      The moment it’s made available, old technology watches like your Casio Wave will become obsolete. It will be a watch that does everything your watch does, and able to run apps, play music and video, and do Facetime with other Apple users. I predict it will make the smartphone obsolete in few more years after that.

      People have thought about it in comics, but it takes a company like Apple to make it a reality.
      I Am Galactus
      • Hmmm

        Reverse the current trend of people moving away from wristwatches? - hmm, maybe not.
        Run apps - these are the new shrunken apps that you don't need a screen to see - hmm maybe not.
        Make the smartphone obsolete - definitely not.

        We get how you like apple so much but you don't really believe your statements do you? I presume apple is right now, scanning ebay to look at which current model to copy. Of course when they do, it will be labelled innovative by people like you even though it does nothing more than current options. Do I want to lose a 4.8" screen - NO. Do people want to do everything mobile on a 1" screen - NO. So tell me again how it's going to replace smartphones.
        Little Old Man
      • But, Americans are idiots.

        They will play with the thing while driving causing countless deaths and accidents.

        I had an idiot in a brand new Ford Mustang ram the car into a tree (one car accident) 2 houses away from me on a residential street because he was texting while driving. Ever in a car on an interstate doing 70 while the idiot driver is repeatedly sending and receiving text messages to his son? There is such a thing as too much freedom and convenience, especially here.
      • The Government should legislate disabling cell phones in cars.
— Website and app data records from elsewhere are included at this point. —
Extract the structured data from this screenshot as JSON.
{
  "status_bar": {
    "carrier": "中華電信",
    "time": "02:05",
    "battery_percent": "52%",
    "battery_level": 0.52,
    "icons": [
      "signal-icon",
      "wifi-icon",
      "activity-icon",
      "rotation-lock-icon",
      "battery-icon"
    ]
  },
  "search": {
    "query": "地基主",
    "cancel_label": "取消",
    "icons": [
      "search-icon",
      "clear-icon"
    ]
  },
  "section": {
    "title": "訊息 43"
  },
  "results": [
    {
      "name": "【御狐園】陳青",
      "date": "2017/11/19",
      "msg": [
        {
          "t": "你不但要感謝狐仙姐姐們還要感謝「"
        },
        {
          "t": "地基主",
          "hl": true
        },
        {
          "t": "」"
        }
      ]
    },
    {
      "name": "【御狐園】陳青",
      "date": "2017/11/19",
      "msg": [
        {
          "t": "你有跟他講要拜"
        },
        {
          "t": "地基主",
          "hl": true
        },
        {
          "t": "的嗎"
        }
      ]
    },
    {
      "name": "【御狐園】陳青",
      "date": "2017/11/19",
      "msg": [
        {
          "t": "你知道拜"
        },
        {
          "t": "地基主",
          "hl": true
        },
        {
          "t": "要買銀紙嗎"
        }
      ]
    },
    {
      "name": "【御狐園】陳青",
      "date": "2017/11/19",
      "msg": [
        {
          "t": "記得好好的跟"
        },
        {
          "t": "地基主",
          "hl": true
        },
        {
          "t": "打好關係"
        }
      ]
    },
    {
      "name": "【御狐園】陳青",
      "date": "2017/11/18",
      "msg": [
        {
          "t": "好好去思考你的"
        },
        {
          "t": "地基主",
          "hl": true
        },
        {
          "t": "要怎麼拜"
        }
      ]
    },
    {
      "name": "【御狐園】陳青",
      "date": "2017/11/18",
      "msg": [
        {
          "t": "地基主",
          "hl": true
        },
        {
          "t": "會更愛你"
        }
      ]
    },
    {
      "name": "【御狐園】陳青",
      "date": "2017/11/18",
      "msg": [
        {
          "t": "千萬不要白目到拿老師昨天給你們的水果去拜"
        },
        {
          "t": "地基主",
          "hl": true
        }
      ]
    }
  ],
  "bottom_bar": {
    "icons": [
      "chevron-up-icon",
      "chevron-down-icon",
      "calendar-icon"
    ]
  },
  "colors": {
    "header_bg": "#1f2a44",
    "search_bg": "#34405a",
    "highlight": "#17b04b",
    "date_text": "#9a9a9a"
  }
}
        Why not. People aren't smart enough to realize they should not talk/text and drive.

        It's against the law in NJ and a primary offense, but I still see people doing it.